Record Type: Non-Journal
Publication Date: 1989-Apr
Pages: 49
Abstractor: N/A
Reference Count: N/A
A Comparison of Subjects' Perceptions of Physician and Nurse Practitioner Compliance-Gaining Strategies.
Schrader, David C.; Schrader, Elizabeth L.
Since the ultimate effectiveness of any health care encounter rests in the provider's ability to gain the compliance of his or her client toward the prescribed medical treatment, a study compared clients' perceptions of the compliance-gaining strategies of both physicians and nurse practitioners, and investigated whether these perceptions were mediated by clients' self-reported health locus of control, or by seriousness of illness. Subjects, 121 students at a large midwestern university who had visited the campus Student Health Center within the last 4 months, rated compliance-gaining strategies for both physicians and nurse practitioners across three health care scenarios. The three scenarios represented the extremes and the median in subjects' severity of illness ratings of 10 health care scenarios. Results indicated that subjects perceived physicians more favorably than nurse practitioners in their use of the "request for feedback" strategy across all three health care scenarios. Nurse practitioners were perceived more favorably than physicians in their use of the "reassurance and empathy" strategy in one of the three scenarios. Perceptions of physician and nurse practitioner use of the remaining four strategies did not differ significantly. In addition, self-reported locus of control did not discriminate subjects' perceptions of health care provider, compliance-gaining strategy, or severity of illness. (Nine tables of data are included; 47 references and three appendixes--containing a list of compliance-gaining strategies, a health locus of control scale, and the 10 medical scenarios--conclude the study.) (SR)

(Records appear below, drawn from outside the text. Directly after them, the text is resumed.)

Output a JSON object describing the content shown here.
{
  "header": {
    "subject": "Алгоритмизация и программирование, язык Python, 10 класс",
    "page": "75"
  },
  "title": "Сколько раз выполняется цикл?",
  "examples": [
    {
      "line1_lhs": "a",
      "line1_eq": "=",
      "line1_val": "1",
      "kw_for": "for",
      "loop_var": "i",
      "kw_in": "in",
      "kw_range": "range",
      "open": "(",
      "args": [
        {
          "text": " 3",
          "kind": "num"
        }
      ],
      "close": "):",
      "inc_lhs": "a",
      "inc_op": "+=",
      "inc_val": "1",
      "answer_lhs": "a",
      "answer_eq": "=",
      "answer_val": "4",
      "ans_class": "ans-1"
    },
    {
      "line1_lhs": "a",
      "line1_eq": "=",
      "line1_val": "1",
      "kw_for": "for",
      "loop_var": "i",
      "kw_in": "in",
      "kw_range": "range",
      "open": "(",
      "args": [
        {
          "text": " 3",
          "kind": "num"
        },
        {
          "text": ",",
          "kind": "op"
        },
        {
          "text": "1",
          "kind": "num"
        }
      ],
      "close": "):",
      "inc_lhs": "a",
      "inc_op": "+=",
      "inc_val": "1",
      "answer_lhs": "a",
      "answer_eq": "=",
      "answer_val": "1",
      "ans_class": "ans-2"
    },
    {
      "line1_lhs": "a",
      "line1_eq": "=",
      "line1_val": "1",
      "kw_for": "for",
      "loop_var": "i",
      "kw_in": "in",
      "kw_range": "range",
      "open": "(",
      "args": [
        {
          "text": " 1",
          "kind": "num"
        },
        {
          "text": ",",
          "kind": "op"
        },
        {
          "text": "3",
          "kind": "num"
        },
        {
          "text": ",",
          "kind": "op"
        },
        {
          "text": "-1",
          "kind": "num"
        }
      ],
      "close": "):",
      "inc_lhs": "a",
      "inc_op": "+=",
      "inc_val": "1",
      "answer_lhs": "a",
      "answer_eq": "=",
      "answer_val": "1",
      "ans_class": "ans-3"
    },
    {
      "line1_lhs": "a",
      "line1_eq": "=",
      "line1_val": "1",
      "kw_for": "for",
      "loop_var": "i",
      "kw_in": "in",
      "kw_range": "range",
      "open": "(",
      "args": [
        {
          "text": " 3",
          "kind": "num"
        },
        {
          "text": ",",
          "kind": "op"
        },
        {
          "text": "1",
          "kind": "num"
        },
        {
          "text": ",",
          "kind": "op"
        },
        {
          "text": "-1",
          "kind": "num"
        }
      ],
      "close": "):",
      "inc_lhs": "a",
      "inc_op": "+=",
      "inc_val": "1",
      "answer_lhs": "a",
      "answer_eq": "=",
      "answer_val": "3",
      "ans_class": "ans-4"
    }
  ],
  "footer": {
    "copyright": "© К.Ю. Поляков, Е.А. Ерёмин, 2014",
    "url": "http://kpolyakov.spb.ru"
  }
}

Publication Type: Reports - Research; Speeches/Meeting Papers
Education Level: N/A
Audience: N/A
Language: English
Sponsor: N/A
Authoring Institution: N/A